Records from a data collection
┌──

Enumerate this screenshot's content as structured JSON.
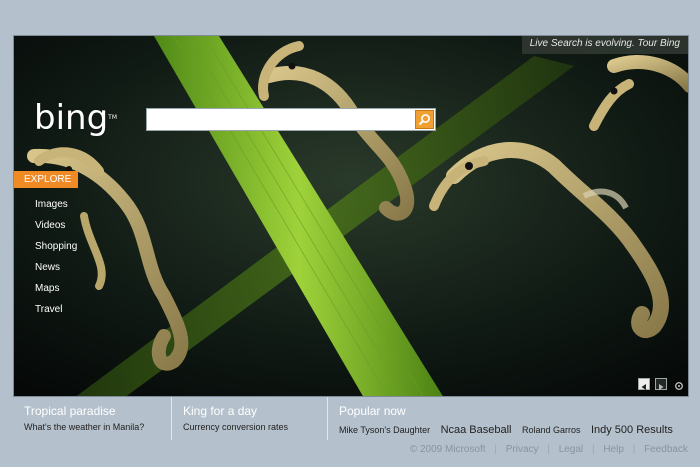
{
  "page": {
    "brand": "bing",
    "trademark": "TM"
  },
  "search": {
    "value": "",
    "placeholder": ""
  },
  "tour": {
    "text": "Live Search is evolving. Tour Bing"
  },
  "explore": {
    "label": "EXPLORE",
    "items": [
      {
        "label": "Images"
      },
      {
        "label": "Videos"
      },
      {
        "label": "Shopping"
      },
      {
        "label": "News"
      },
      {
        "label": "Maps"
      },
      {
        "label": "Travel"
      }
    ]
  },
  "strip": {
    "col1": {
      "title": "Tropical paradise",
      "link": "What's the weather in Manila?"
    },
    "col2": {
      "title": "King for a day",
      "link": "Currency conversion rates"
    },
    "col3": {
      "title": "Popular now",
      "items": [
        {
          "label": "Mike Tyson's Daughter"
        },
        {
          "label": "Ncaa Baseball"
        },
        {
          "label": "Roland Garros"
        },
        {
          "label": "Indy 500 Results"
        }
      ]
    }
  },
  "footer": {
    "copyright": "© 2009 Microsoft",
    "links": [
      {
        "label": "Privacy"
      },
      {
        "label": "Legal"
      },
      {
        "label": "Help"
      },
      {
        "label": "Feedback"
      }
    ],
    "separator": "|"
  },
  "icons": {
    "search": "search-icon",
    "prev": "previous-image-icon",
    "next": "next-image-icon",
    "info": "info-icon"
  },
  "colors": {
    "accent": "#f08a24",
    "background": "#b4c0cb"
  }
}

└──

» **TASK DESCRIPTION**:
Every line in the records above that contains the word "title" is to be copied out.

» **OUTPUT OF THE EXERCISE**:
      "title": "Tropical paradise",
      "title": "King for a day",
      "title": "Popular now",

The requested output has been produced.